Directions for this task
From the first entry to the last, repeat them all exactly.

+ + +

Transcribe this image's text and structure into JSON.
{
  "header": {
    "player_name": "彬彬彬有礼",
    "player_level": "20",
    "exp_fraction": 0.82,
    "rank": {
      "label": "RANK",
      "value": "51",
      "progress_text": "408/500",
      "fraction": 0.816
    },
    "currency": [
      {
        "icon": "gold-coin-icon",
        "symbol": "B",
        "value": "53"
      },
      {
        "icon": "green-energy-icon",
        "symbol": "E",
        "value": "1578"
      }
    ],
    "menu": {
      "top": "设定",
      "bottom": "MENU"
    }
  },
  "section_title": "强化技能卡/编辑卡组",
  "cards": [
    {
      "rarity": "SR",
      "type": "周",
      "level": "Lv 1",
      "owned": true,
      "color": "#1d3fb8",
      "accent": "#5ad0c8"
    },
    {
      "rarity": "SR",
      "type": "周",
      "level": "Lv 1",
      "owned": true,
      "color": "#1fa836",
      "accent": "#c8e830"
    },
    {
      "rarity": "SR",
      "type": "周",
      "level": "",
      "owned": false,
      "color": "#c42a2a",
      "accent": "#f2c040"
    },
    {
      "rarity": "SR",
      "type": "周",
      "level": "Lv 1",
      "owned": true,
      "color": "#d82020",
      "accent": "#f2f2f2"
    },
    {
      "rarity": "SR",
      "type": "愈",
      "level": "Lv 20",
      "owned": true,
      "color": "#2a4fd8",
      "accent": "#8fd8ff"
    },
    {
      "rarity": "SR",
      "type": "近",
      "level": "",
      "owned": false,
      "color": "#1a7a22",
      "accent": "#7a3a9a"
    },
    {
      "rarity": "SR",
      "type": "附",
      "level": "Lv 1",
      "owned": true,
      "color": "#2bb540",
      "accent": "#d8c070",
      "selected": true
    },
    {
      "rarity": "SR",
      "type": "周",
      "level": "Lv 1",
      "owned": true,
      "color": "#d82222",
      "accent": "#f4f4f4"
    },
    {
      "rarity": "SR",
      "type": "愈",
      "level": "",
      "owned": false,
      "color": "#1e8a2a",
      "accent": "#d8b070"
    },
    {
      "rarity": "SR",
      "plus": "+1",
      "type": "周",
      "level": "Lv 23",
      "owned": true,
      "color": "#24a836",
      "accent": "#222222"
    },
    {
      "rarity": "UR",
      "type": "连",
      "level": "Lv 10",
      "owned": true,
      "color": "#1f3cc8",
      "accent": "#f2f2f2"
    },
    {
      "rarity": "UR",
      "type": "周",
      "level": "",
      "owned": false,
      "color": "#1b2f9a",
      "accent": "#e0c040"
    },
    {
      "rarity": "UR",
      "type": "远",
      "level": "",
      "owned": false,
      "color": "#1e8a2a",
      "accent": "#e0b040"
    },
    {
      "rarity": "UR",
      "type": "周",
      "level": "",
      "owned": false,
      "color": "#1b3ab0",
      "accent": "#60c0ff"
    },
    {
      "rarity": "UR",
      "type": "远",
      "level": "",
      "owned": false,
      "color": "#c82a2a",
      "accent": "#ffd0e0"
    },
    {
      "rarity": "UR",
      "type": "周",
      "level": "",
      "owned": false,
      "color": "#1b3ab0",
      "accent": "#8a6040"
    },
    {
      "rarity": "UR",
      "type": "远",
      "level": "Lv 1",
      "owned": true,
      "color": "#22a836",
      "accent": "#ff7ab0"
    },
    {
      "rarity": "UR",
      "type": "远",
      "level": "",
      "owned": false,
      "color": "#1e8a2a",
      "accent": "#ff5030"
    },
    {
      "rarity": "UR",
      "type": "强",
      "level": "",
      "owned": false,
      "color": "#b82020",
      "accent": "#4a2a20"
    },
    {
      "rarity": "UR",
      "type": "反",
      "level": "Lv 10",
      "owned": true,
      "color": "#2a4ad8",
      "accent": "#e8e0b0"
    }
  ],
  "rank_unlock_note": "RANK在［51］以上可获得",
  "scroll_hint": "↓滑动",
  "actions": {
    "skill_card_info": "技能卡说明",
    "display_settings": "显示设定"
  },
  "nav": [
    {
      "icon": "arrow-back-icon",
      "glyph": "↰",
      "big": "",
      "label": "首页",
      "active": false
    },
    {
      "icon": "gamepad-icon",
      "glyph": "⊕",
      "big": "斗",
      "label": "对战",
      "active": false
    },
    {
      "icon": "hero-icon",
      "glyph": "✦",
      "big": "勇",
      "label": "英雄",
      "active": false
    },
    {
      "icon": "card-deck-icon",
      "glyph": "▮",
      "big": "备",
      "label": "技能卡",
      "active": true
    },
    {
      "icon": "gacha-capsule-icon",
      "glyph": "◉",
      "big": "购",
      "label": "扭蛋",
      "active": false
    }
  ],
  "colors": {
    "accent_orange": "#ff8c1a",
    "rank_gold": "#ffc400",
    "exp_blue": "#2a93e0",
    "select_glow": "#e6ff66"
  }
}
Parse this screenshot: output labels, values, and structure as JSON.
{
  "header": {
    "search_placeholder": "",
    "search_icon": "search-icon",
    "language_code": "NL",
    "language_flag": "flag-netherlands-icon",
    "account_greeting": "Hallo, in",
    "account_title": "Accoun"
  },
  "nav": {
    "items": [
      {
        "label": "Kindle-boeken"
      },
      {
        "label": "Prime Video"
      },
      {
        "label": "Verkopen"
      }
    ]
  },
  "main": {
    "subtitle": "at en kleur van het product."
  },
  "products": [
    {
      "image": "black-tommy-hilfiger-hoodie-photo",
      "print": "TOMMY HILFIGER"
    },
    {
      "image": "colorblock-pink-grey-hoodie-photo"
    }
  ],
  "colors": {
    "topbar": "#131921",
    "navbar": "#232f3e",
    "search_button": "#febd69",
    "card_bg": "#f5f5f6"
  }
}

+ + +

Answer for this exercise
Transcribe this image's text and structure into JSON.
{
  "header": {
    "player_name": "彬彬彬有礼",
    "player_level": "20",
    "exp_fraction": 0.82,
    "rank": {
      "label": "RANK",
      "value": "51",
      "progress_text": "408/500",
      "fraction": 0.816
    },
    "currency": [
      {
        "icon": "gold-coin-icon",
        "symbol": "B",
        "value": "53"
      },
      {
        "icon": "green-energy-icon",
        "symbol": "E",
        "value": "1578"
      }
    ],
    "menu": {
      "top": "设定",
      "bottom": "MENU"
    }
  },
  "section_title": "强化技能卡/编辑卡组",
  "cards": [
    {
      "rarity": "SR",
      "type": "周",
      "level": "Lv 1",
      "owned": true,
      "color": "#1d3fb8",
      "accent": "#5ad0c8"
    },
    {
      "rarity": "SR",
      "type": "周",
      "level": "Lv 1",
      "owned": true,
      "color": "#1fa836",
      "accent": "#c8e830"
    },
    {
      "rarity": "SR",
      "type": "周",
      "level": "",
      "owned": false,
      "color": "#c42a2a",
      "accent": "#f2c040"
    },
    {
      "rarity": "SR",
      "type": "周",
      "level": "Lv 1",
      "owned": true,
      "color": "#d82020",
      "accent": "#f2f2f2"
    },
    {
      "rarity": "SR",
      "type": "愈",
      "level": "Lv 20",
      "owned": true,
      "color": "#2a4fd8",
      "accent": "#8fd8ff"
    },
    {
      "rarity": "SR",
      "type": "近",
      "level": "",
      "owned": false,
      "color": "#1a7a22",
      "accent": "#7a3a9a"
    },
    {
      "rarity": "SR",
      "type": "附",
      "level": "Lv 1",
      "owned": true,
      "color": "#2bb540",
      "accent": "#d8c070",
      "selected": true
    },
    {
      "rarity": "SR",
      "type": "周",
      "level": "Lv 1",
      "owned": true,
      "color": "#d82222",
      "accent": "#f4f4f4"
    },
    {
      "rarity": "SR",
      "type": "愈",
      "level": "",
      "owned": false,
      "color": "#1e8a2a",
      "accent": "#d8b070"
    },
    {
      "rarity": "SR",
      "plus": "+1",
      "type": "周",
      "level": "Lv 23",
      "owned": true,
      "color": "#24a836",
      "accent": "#222222"
    },
    {
      "rarity": "UR",
      "type": "连",
      "level": "Lv 10",
      "owned": true,
      "color": "#1f3cc8",
      "accent": "#f2f2f2"
    },
    {
      "rarity": "UR",
      "type": "周",
      "level": "",
      "owned": false,
      "color": "#1b2f9a",
      "accent": "#e0c040"
    },
    {
      "rarity": "UR",
      "type": "远",
      "level": "",
      "owned": false,
      "color": "#1e8a2a",
      "accent": "#e0b040"
    },
    {
      "rarity": "UR",
      "type": "周",
      "level": "",
      "owned": false,
      "color": "#1b3ab0",
      "accent": "#60c0ff"
    },
    {
      "rarity": "UR",
      "type": "远",
      "level": "",
      "owned": false,
      "color": "#c82a2a",
      "accent": "#ffd0e0"
    },
    {
      "rarity": "UR",
      "type": "周",
      "level": "",
      "owned": false,
      "color": "#1b3ab0",
      "accent": "#8a6040"
    },
    {
      "rarity": "UR",
      "type": "远",
      "level": "Lv 1",
      "owned": true,
      "color": "#22a836",
      "accent": "#ff7ab0"
    },
    {
      "rarity": "UR",
      "type": "远",
      "level": "",
      "owned": false,
      "color": "#1e8a2a",
      "accent": "#ff5030"
    },
    {
      "rarity": "UR",
      "type": "强",
      "level": "",
      "owned": false,
      "color": "#b82020",
      "accent": "#4a2a20"
    },
    {
      "rarity": "UR",
      "type": "反",
      "level": "Lv 10",
      "owned": true,
      "color": "#2a4ad8",
      "accent": "#e8e0b0"
    }
  ],
  "rank_unlock_note": "RANK在［51］以上可获得",
  "scroll_hint": "↓滑动",
  "actions": {
    "skill_card_info": "技能卡说明",
    "display_settings": "显示设定"
  },
  "nav": [
    {
      "icon": "arrow-back-icon",
      "glyph": "↰",
      "big": "",
      "label": "首页",
      "active": false
    },
    {
      "icon": "gamepad-icon",
      "glyph": "⊕",
      "big": "斗",
      "label": "对战",
      "active": false
    },
    {
      "icon": "hero-icon",
      "glyph": "✦",
      "big": "勇",
      "label": "英雄",
      "active": false
    },
    {
      "icon": "card-deck-icon",
      "glyph": "▮",
      "big": "备",
      "label": "技能卡",
      "active": true
    },
    {
      "icon": "gacha-capsule-icon",
      "glyph": "◉",
      "big": "购",
      "label": "扭蛋",
      "active": false
    }
  ],
  "colors": {
    "accent_orange": "#ff8c1a",
    "rank_gold": "#ffc400",
    "exp_blue": "#2a93e0",
    "select_glow": "#e6ff66"
  }
}
Parse this screenshot: output labels, values, and structure as JSON.
{
  "header": {
    "search_placeholder": "",
    "search_icon": "search-icon",
    "language_code": "NL",
    "language_flag": "flag-netherlands-icon",
    "account_greeting": "Hallo, in",
    "account_title": "Accoun"
  },
  "nav": {
    "items": [
      {
        "label": "Kindle-boeken"
      },
      {
        "label": "Prime Video"
      },
      {
        "label": "Verkopen"
      }
    ]
  },
  "main": {
    "subtitle": "at en kleur van het product."
  },
  "products": [
    {
      "image": "black-tommy-hilfiger-hoodie-photo",
      "print": "TOMMY HILFIGER"
    },
    {
      "image": "colorblock-pink-grey-hoodie-photo"
    }
  ],
  "colors": {
    "topbar": "#131921",
    "navbar": "#232f3e",
    "search_button": "#febd69",
    "card_bg": "#f5f5f6"
  }
}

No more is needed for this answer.